And it isn't just Lake Naivasha. "Every single big lake in Africa is in crisis," she says. "Europe does wonderful work preserving its own water, but the way it's doing that is to use other people's water." Add the water footprint to the carbon footprint, factor in the implications of chemical use on the farms and poor working conditions for workers, and it's a wonder the flowers don't wilt under the weight of all this worry.
She goes on in the article, however, to talk about three entrepreneurial English growers who have turned to responsible commercial flower production. She describes Heather Gorringe who, through her company Wiggly Wigglers, ships 650 natural bouquets a day packed with whatever is blooming that day in her Hertfordshire gardens. She tells us about Jane Lindsey of Snapdragon Garden Flowers in Scotland who is trying to convince consumers to buy flowers in season and ships bulbs for Mother’s Day gifts (Mother’s Day falls in March in England). And she writes about Rosebie Morton of the Real Flower Company who has formed a partnership with a sustainable flower farm in Kenya, one that is located in an area that received sufficient rainfall and where they collect the rainwater that is used to grow the old-fashioned scented roses she ships. In addition, the farm supports local schools for the children of the 500 workers who are employed at a decent wage at the farm as well other local children.
She ends the article by saying, “In spite of everything I've seen, my mother still gets a bouquet on Mother's Day. It takes a bit more effort, but every year I manage to find flowers that were raised as carefully as she raised me, and that please both of us.”
But she also has great practical suggestions for those of us who can’t resist a huge bouquet in the grocery store. In a recent radio interview, she said that in her research she had found that the plants grown for the flower trade have actually been bred to live without water for long periods of time, that they are actually more dependent on temperature than water during the days they are on the boats, planes, trucks that get them from South America, Africa and Europe to our local grocery. She also mentioned that to keep the flowers fresh, shippers limit their exposure to ethylene, the chemical apples and bananas give off when ripening. It turns out, ethylene also causes flowers to bloom faster. So Amy said that whenever she sees a bin of apples or other fresh fruit sitting right next to the cut flower display, she steers clear of those blooms, knowing they will not last once she gets them home.
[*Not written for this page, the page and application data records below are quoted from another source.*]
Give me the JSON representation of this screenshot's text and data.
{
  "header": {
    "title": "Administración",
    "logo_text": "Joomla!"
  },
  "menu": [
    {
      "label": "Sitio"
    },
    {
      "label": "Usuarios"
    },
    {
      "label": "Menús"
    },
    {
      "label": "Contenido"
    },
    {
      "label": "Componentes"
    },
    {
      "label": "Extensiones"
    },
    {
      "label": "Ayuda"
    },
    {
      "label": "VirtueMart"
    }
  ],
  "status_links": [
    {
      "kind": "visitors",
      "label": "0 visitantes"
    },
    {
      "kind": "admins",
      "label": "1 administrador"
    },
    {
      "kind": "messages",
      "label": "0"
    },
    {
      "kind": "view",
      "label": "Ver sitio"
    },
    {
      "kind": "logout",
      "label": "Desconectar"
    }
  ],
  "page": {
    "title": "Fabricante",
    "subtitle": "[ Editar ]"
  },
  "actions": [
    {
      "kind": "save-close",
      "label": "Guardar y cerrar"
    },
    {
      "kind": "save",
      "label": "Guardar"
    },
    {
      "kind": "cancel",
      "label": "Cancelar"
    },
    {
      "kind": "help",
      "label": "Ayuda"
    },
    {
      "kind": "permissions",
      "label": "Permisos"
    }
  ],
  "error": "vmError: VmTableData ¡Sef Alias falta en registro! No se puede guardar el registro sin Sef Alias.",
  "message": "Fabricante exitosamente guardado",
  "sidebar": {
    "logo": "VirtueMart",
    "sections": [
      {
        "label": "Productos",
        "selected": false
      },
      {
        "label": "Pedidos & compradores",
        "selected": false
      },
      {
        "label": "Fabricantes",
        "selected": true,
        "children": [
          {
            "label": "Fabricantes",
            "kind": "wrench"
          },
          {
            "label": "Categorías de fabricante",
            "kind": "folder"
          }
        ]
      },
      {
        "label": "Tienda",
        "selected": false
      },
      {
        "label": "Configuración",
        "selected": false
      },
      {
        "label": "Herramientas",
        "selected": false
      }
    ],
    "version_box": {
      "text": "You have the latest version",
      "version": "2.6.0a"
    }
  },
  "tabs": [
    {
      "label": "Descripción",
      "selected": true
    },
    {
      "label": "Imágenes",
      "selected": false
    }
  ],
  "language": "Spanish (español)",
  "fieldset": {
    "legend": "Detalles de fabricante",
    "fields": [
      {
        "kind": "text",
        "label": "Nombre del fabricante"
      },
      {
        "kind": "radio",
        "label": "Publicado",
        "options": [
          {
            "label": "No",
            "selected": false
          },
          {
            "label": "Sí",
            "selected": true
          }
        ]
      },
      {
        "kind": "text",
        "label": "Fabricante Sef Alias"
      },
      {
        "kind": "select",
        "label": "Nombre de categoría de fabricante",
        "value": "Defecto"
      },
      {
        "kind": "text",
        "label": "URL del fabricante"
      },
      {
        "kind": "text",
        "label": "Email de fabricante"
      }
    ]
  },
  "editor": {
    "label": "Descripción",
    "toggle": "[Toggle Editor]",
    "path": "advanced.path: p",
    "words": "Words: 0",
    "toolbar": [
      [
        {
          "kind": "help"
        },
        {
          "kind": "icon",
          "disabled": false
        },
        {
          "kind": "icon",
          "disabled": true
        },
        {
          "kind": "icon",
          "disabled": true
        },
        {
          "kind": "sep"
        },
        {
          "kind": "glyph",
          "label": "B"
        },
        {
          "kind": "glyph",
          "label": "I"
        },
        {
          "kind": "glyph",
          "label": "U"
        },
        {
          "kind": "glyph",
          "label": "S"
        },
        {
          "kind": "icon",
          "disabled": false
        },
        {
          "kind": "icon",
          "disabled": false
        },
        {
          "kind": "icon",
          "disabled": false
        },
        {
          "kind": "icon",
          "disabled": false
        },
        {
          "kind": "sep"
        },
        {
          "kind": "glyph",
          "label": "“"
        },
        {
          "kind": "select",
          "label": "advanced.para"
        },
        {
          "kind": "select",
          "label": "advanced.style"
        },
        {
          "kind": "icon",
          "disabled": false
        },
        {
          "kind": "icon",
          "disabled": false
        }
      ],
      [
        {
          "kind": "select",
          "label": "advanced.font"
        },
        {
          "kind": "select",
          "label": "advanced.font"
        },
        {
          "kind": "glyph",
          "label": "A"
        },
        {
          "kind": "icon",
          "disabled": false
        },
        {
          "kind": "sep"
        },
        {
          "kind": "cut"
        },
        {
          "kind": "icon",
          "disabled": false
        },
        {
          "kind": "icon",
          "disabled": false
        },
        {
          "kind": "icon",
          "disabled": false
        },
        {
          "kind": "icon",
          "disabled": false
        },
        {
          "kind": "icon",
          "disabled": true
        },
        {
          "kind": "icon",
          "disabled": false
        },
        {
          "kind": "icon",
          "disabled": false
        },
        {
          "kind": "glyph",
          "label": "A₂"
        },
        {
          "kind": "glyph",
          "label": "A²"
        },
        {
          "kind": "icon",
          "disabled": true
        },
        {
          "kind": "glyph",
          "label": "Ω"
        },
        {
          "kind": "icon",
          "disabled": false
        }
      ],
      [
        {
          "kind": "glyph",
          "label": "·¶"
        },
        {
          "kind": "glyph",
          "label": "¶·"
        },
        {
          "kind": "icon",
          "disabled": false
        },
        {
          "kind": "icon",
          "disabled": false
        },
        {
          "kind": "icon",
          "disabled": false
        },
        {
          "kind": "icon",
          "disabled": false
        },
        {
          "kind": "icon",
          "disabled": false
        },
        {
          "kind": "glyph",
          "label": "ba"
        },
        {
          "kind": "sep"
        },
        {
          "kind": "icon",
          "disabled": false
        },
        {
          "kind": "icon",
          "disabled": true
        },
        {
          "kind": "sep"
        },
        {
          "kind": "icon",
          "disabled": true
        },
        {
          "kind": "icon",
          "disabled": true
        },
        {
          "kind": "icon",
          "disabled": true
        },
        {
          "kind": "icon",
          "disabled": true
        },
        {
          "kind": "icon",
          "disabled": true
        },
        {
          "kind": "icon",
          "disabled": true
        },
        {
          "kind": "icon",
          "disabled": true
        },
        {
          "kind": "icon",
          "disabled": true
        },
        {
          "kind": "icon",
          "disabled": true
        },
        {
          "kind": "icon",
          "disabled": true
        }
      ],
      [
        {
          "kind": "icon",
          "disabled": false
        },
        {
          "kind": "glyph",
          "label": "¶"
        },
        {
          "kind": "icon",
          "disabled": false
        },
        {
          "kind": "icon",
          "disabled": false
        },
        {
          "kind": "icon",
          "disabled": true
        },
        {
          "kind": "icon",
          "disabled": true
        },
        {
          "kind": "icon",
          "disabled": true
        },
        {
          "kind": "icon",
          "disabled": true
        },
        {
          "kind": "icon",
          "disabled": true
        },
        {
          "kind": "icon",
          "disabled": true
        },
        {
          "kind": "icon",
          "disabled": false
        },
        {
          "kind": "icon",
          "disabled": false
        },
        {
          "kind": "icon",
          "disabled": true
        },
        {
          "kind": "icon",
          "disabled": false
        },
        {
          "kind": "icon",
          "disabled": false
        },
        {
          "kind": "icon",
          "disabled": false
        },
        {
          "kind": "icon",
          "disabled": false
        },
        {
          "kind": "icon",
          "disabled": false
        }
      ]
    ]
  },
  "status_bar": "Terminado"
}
Amy Stewart and her husband, Scott Brown, moved to Santa Cruz, California in the early 1990’s after completing graduate school at the University of Texas in Austin. They later moved to Eureka where they own and operate an antiquarian bookstore and tend chickens in their backyard…..and garden.
To read Amy’s new book Wicked Plants: A Book of Botanical Atrocities, a book her website calls the ‘A to Z of plants that kill, maim, intoxicate, and otherwise offend, with frightfully fascinating illustrations by Briony Morrow-Cribbs and Jonathon Rosen’ we will all have to wait until May 5th when it is due to be out in bookstores. But to get a taste of it, visit her homepage and watch her YouTube video on the book. After seeing it, I can’t wait for more!